TWN Info Service on Health Issues (Nov09/04)
23 November 2009
Third World Network

Palestinian women suffer as Israel violates CEDAW

While the Israeli occupation of Palestine severely affects the entire population, women and children bear specific consequences. This article describes the various forms of abuse and human rights violations suffered by women under occupation.

The following story is reproduced with permission from IPS and South-North Development Monitor SUNS #6810, 9 November 2009  

With best wishes
Evelyne Hong

Middle East: Palestinian women suffer as Israel violates CEDAW
By Mel Frykberg, IPS, Ramallah, 5 November 2009

Palestinian women continue to suffer abuse and denial of basic human rights at the hands of Israeli settlers and soldiers in the Occupied Palestinian Territories.

This is in flagrant violation of Israel's obligations as a signatory to the UN Convention on the Elimination of All Forms of Discrimination Against Women (CEDAW). CEDAW is the first international human rights treaty devoted to the rights of women.

According to the Convention, discrimination against women represents a violation of the principles of equality and human dignity, and is considered an obstacle to the participation of women, on an equal footing with men, in the political, social, economic and cultural life of their country.

The Convention obliges all state parties to take appropriate measures, legislative and non-legislative, to prohibit all forms of discrimination against women. Israel is a state party to CEDAW which it ratified in 1991. The Palestinian Women's Centre for Legal Aid and Counselling (WCLAC) in Ramallah recently released a report "Submission to the Field Mission of the Special Committee to Investigate Israeli Practices Affecting the Human Rights of the Palestinian People and Other Arabs of the Occupied Territories".

In the report, WCLAC says women and children bear specific consequences of the Israeli occupation.

"The Israeli occupation impacts on the lives of Palestinian women at every juncture. From sexual harassment and assault, discriminatory treatment of Palestinian female prisoners to being forced to give birth at Israeli checkpoints," Dima Nashashibi from WCLAC told IPS.

Palestinian women have regularly been attacked and assaulted by Israeli settlers in the occupied West Bank where they are often the only people at home during the day as their men folk are at work.

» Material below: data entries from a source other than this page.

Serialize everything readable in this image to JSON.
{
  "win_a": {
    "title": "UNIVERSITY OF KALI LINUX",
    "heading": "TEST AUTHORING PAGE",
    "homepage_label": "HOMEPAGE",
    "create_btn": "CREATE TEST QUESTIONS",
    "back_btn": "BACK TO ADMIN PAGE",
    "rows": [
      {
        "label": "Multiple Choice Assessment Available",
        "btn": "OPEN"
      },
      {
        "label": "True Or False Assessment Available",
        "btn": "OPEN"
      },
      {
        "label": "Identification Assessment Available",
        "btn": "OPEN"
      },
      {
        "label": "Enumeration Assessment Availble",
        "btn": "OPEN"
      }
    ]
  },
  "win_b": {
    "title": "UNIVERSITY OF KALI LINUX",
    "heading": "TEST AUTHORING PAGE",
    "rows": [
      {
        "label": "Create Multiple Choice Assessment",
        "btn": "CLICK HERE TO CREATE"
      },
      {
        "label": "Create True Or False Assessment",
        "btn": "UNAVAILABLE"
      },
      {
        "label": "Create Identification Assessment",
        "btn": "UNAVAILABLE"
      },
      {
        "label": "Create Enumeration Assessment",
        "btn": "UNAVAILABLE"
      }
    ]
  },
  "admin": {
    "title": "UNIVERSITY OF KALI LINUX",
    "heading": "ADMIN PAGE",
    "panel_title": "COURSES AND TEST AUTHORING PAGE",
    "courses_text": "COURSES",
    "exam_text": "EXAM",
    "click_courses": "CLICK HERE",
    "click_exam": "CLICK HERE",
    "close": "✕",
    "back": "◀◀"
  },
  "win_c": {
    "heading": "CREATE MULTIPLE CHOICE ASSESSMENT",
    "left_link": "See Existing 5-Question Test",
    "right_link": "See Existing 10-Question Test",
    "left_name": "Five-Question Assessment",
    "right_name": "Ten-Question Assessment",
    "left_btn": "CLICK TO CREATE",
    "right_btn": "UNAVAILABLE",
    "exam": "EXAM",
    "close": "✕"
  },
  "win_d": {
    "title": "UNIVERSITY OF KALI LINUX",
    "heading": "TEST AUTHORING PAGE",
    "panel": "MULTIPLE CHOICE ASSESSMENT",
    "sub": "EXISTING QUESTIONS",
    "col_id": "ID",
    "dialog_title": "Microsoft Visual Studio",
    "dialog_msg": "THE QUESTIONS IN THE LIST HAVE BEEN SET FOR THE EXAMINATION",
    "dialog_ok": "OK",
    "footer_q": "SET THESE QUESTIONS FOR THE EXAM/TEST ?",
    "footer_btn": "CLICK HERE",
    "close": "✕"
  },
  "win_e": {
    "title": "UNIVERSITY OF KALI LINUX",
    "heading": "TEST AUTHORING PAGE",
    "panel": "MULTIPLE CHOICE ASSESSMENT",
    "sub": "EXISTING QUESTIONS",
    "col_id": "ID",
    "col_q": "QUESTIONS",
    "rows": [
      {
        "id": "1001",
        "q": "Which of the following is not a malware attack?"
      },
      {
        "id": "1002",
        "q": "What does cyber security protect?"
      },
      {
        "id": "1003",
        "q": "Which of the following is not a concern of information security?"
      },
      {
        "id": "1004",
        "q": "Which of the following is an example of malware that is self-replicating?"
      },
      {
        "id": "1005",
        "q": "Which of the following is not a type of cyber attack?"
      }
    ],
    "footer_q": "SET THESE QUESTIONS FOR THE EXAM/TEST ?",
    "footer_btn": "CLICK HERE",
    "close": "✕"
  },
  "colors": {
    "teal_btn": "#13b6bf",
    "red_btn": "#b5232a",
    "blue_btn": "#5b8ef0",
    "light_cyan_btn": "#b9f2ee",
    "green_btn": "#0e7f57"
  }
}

The women and their children have been shoved, stoned and shot at or have had teargas canisters thrown into their homes while Israeli soldiers looked on and did nothing to stop the settlers.

"I couldn't run. My pregnancy was too far advanced and there was nowhere to hide," Amna Salman Rabaye, 31, from the Bedouin village of At Tuwani in the southern West Bank, told IPS.

Rabaye was seven months pregnant at the time and was grazing her sheep when a security guard from the adjacent illegal Israeli settlement of Ma'on assaulted her.

"We saw a group of masked Israeli settlers armed with sticks and chains heading towards us. The younger shepherds ran and managed to escape leaving me with the flock of sheep," Rabaye told IPS.

"It was physically impossible for me to run and I also didn't want the settlers to kill or steal my sheep. The security guard pushed me over." Fortunately, Rabaye didn't miscarry.

Giving birth in the occupied territories can be a deadly game of Russian Roulette. "We are continuing to have cases of Palestinian women being forced to give birth at Israeli checkpoints," says Mutasem Awad from The Palestine Red Crescent Society (PRCS) in Ramallah.

"Sometimes, the women don't have the necessary Israeli permits to pass through while at other times, they are delayed for hours leading to the death of newborns," Awad told IPS.

Even if the women are able to reach local health centres, the doctors employed there are not always available to give the women the necessary attention due to Israel's strict limitations on Palestinian movement.

The more than 600 Israeli checkpoints and roadblocks, which cripple Palestinian movement in the West Bank, have also adversely affected the education of female students.

Female students in this conservative society, in greater numbers than males, prefer to stay at home to avoid being harassed and humiliated or exposed to attack at the checkpoints.

Palestinian women and children in East Jerusalem have also been subjected to home evictions and violence by Israeli security forces and settlers as well as threats of sexual assault.

"My daughter was assaulted by Israeli soldiers and police when they evicted us from our homes and threw us on to the streets," Nadia Hanoun told IPS.

The Hanouns, and a number of other Palestinian families, have been forced to live in tents outside their homes in East Jerusalem to make way for Israeli settlers who claim that the Hanoun's and other Palestinian homes belong to them.

According to CEDAW, it is the responsibility of the state and the Israeli occupation forces to prevent and punish such acts of violence and ensure reparations. This is not being done.